◆ **Try it**:
Start at the top of the records below and copy them exactly to the end.

Working data below:

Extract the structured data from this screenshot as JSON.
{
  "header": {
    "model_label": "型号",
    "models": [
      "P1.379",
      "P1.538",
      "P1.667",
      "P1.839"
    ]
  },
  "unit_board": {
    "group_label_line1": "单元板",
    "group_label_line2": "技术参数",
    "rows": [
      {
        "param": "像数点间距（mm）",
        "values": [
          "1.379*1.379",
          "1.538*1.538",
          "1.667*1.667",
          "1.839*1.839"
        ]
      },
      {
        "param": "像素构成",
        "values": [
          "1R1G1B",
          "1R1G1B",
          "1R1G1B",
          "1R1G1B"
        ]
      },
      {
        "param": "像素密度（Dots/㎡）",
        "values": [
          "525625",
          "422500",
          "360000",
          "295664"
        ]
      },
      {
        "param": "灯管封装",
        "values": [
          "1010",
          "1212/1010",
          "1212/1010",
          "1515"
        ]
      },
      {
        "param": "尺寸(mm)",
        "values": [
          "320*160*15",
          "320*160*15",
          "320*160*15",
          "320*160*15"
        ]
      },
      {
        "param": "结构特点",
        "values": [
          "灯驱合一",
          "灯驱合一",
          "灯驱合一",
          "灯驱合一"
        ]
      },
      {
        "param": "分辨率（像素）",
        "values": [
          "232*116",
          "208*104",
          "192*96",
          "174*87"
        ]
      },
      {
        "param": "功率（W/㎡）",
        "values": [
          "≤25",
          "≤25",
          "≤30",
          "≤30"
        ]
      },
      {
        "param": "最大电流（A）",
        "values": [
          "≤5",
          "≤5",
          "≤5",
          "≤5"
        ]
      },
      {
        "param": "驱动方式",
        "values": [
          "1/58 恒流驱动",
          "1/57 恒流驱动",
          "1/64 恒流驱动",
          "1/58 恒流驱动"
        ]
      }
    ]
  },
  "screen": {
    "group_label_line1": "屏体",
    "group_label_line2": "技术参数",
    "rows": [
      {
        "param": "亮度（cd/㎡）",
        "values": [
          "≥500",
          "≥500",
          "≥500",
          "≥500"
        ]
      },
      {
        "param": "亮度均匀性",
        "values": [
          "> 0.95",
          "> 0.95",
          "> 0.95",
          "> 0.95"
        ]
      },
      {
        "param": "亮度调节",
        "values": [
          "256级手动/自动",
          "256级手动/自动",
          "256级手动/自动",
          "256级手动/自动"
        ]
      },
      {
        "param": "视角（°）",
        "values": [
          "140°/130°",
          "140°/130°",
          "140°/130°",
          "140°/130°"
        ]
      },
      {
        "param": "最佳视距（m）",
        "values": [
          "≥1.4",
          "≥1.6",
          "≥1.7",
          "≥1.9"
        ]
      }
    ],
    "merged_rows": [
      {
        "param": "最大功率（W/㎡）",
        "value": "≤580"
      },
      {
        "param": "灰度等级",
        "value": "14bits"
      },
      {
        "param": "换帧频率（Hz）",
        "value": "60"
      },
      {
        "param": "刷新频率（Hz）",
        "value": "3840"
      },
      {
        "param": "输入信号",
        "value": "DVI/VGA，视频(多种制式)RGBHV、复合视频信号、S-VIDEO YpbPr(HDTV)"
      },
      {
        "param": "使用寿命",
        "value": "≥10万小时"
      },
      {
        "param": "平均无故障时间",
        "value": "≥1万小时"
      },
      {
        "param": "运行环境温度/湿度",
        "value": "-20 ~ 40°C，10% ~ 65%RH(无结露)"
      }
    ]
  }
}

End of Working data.

◆ **Answer for this exercise**:
Extract the structured data from this screenshot as JSON.
{
  "header": {
    "model_label": "型号",
    "models": [
      "P1.379",
      "P1.538",
      "P1.667",
      "P1.839"
    ]
  },
  "unit_board": {
    "group_label_line1": "单元板",
    "group_label_line2": "技术参数",
    "rows": [
      {
        "param": "像数点间距（mm）",
        "values": [
          "1.379*1.379",
          "1.538*1.538",
          "1.667*1.667",
          "1.839*1.839"
        ]
      },
      {
        "param": "像素构成",
        "values": [
          "1R1G1B",
          "1R1G1B",
          "1R1G1B",
          "1R1G1B"
        ]
      },
      {
        "param": "像素密度（Dots/㎡）",
        "values": [
          "525625",
          "422500",
          "360000",
          "295664"
        ]
      },
      {
        "param": "灯管封装",
        "values": [
          "1010",
          "1212/1010",
          "1212/1010",
          "1515"
        ]
      },
      {
        "param": "尺寸(mm)",
        "values": [
          "320*160*15",
          "320*160*15",
          "320*160*15",
          "320*160*15"
        ]
      },
      {
        "param": "结构特点",
        "values": [
          "灯驱合一",
          "灯驱合一",
          "灯驱合一",
          "灯驱合一"
        ]
      },
      {
        "param": "分辨率（像素）",
        "values": [
          "232*116",
          "208*104",
          "192*96",
          "174*87"
        ]
      },
      {
        "param": "功率（W/㎡）",
        "values": [
          "≤25",
          "≤25",
          "≤30",
          "≤30"
        ]
      },
      {
        "param": "最大电流（A）",
        "values": [
          "≤5",
          "≤5",
          "≤5",
          "≤5"
        ]
      },
      {
        "param": "驱动方式",
        "values": [
          "1/58 恒流驱动",
          "1/57 恒流驱动",
          "1/64 恒流驱动",
          "1/58 恒流驱动"
        ]
      }
    ]
  },
  "screen": {
    "group_label_line1": "屏体",
    "group_label_line2": "技术参数",
    "rows": [
      {
        "param": "亮度（cd/㎡）",
        "values": [
          "≥500",
          "≥500",
          "≥500",
          "≥500"
        ]
      },
      {
        "param": "亮度均匀性",
        "values": [
          "> 0.95",
          "> 0.95",
          "> 0.95",
          "> 0.95"
        ]
      },
      {
        "param": "亮度调节",
        "values": [
          "256级手动/自动",
          "256级手动/自动",
          "256级手动/自动",
          "256级手动/自动"
        ]
      },
      {
        "param": "视角（°）",
        "values": [
          "140°/130°",
          "140°/130°",
          "140°/130°",
          "140°/130°"
        ]
      },
      {
        "param": "最佳视距（m）",
        "values": [
          "≥1.4",
          "≥1.6",
          "≥1.7",
          "≥1.9"
        ]
      }
    ],
    "merged_rows": [
      {
        "param": "最大功率（W/㎡）",
        "value": "≤580"
      },
      {
        "param": "灰度等级",
        "value": "14bits"
      },
      {
        "param": "换帧频率（Hz）",
        "value": "60"
      },
      {
        "param": "刷新频率（Hz）",
        "value": "3840"
      },
      {
        "param": "输入信号",
        "value": "DVI/VGA，视频(多种制式)RGBHV、复合视频信号、S-VIDEO YpbPr(HDTV)"
      },
      {
        "param": "使用寿命",
        "value": "≥10万小时"
      },
      {
        "param": "平均无故障时间",
        "value": "≥1万小时"
      },
      {
        "param": "运行环境温度/湿度",
        "value": "-20 ~ 40°C，10% ~ 65%RH(无结露)"
      }
    ]
  }
}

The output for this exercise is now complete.